The Great Fifth believed that they should be closed in order to insure the future stability of the (Tibetan) nation, and to dissuade other monasteries from engaging in warfare. [...]

The fact is that the Great Fifth passed laws outlawing sectarian skirmishes, and passed laws ensuring the freedom of religion.

This freedom was extended to not only the Buddhist schools, but also to the non-Buddhist ones. For example, he kept a Bonpo lama in his entourage to speak for the interests of the Bon movement.

And on a personal level, he himself practiced so many non-Gelugpa lineages that the Gelugpas criticized him for straying from his roots."

The writings of Dölpopa Sherab Gyaltsen and even those of Sakya proponents of Shentong were sealed and banned from publication and study and that Jonangpa monastics were forcibly converted to the Gelug lineage.

6. Rediscovery

The Jonangpa were until recently thought to be an extinct heretical sect:

Thus, Tibetologists were astonished when fieldwork turned up several active Jonangpa monasteries, including the main monastery, Tsangwa, located in Dzamthang County, Sichuan.

Almost 40 monasteries, comprising about 5000 monks, have subsequently been found, including some in the Amdo Tibetan and Gyalrong areas of Qinghai, Sichuan and Tibet.

One of the supporters of the Jonang lineage in exile has been the 14th Dalai Lama of the Gelugpa lineage:

The Dalai Lama donated buildings in Himachal Pradesh state in Shimla, India for use as a Jonang monastery (now known as the Takten Phuntsok Choeling Monastery) and has visited during one of his recent teaching tours.

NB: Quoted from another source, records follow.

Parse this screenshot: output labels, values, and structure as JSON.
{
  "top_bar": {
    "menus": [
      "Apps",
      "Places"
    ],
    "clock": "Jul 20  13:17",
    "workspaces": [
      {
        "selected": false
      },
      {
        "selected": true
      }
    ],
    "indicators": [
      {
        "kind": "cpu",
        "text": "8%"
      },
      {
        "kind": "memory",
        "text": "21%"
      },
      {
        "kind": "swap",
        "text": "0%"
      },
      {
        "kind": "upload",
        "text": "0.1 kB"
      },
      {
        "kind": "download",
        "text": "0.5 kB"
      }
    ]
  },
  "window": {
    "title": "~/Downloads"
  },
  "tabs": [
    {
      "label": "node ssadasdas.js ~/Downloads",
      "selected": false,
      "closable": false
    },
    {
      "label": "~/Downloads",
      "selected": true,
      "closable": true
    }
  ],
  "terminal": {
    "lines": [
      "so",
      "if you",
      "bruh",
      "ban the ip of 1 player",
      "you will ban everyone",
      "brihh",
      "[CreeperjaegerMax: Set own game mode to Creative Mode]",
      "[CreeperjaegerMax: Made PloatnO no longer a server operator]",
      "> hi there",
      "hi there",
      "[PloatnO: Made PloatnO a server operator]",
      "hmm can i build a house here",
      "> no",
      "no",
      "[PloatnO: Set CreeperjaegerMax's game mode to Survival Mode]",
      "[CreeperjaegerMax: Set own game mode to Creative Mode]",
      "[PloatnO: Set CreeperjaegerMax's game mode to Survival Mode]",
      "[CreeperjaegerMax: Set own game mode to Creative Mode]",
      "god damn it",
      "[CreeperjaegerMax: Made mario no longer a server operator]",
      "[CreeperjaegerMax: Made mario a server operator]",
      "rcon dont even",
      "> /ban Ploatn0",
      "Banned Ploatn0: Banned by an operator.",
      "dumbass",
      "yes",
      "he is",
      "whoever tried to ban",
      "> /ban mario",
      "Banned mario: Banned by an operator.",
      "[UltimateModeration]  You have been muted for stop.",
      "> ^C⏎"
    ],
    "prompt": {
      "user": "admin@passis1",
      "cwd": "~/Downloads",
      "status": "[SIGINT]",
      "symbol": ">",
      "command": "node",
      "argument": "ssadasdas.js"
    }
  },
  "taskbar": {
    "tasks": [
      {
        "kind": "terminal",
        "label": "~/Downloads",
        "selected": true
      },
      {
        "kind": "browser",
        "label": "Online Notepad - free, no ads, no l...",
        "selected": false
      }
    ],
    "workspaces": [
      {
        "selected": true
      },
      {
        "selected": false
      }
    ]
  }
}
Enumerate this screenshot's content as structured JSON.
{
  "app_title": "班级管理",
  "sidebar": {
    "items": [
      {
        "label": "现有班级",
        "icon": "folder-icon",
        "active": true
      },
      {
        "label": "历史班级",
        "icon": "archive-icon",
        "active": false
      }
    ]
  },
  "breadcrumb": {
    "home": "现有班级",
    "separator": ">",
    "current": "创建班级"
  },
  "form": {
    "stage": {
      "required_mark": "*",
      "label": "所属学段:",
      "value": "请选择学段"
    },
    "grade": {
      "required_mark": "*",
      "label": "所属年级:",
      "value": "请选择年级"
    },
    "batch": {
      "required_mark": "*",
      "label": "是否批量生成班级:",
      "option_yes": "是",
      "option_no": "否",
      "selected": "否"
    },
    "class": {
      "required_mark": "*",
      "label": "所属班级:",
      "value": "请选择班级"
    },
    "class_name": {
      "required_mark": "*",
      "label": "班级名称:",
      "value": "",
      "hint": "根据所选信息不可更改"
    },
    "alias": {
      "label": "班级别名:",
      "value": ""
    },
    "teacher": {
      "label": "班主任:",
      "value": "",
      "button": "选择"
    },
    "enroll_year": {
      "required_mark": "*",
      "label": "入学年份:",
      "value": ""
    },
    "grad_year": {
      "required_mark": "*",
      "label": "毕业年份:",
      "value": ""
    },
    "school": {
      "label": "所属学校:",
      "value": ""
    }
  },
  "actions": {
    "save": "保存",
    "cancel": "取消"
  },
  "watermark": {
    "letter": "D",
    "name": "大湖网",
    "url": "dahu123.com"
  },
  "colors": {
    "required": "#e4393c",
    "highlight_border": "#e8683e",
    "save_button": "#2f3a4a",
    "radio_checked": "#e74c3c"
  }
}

The Karmapa of the Karma Kagyu lineage has also visited there.

The Jonang tradition has recently officially registered with the Tibetan Government in exile to be recognized as the 5th living Buddhist tradition of Tibetan Buddhism.

The 14th Dalai Lama assigned Jebtsundamba Khutuktu of Mongolia (who is considered to be an incarnation of Tāranātha) as the leader of the Jonang tradition.

Much of the literature of the Jonang has also survived, including most works by Dölpopa, which have been published also in English.